|Title||An analysis of high cloud variability: imprints from the El Nio-Southern Oscillation|
|Publication Type||Journal Article|
|Year of Publication||2017|
|Authors||Li K.F, Su H., Mak S.N, Chang T.M, Jiang J.H, Norris J.R, Yung Y.L|
|Type of Article||Article|
|Keywords||circulation; climate; Cloud fraction; Deep convection; diurnal cycle; feedback; interannual variability; isccp; model; ocean; outgoing longwave radiation; principal component analysis; Sea surface temperature; sea-surface temperature; sensitivity|

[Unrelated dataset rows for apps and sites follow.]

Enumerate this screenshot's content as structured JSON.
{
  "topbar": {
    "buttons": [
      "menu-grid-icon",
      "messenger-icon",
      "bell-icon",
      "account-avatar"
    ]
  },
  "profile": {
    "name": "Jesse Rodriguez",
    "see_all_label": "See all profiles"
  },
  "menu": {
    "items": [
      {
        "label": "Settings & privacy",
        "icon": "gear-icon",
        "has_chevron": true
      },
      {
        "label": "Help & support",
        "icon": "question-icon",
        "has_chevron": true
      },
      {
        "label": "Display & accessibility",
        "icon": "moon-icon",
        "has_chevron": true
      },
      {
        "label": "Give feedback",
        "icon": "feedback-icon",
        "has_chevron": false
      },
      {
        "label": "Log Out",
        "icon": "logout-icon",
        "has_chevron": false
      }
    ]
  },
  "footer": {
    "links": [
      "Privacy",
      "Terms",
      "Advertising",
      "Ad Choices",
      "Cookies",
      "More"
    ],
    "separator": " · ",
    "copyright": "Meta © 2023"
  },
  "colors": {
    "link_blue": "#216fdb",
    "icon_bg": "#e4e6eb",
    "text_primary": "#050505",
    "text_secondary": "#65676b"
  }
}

Using data from the International Satellite Cloud Climatology Project (ISCCP), we examine how near-global (60A degrees N-60A degrees S) high cloud fraction varies over time in the past three decades. Our focus is on identifying dominant modes of variability and associated spatial patterns, and how they are related to sea surface temperature. By performing the principal component analysis, we find that the first two principal modes of high cloud distribution show strong imprints of the two types of El Nino-Southern Oscillation (ENSO)-the canonical ENSO and the ENSO Modoki. Comparisons between ISCCP data and 14 models from the Atmospheric Model Intercomparison Project Phase 5 (AMIP5) show that models simulate the spatial pattern and the temporal variations of high cloud fraction associated with the canonical ENSO very well but the magnitudes of the canonical ENSO vary among the models. Furthermore, the multi-model mean of the second principal mode in the AMIP5 simulations appears to capture the temporal behavior of the second mode but individual AMIP5 models show large discrepancies in capturing observed temporal variations. A new metric, defined by the relative variances of the first two principal components, suggests that most of the AMIP5 models overestimate the second principal mode of high clouds.
|Short Title||Clim. Dyn.|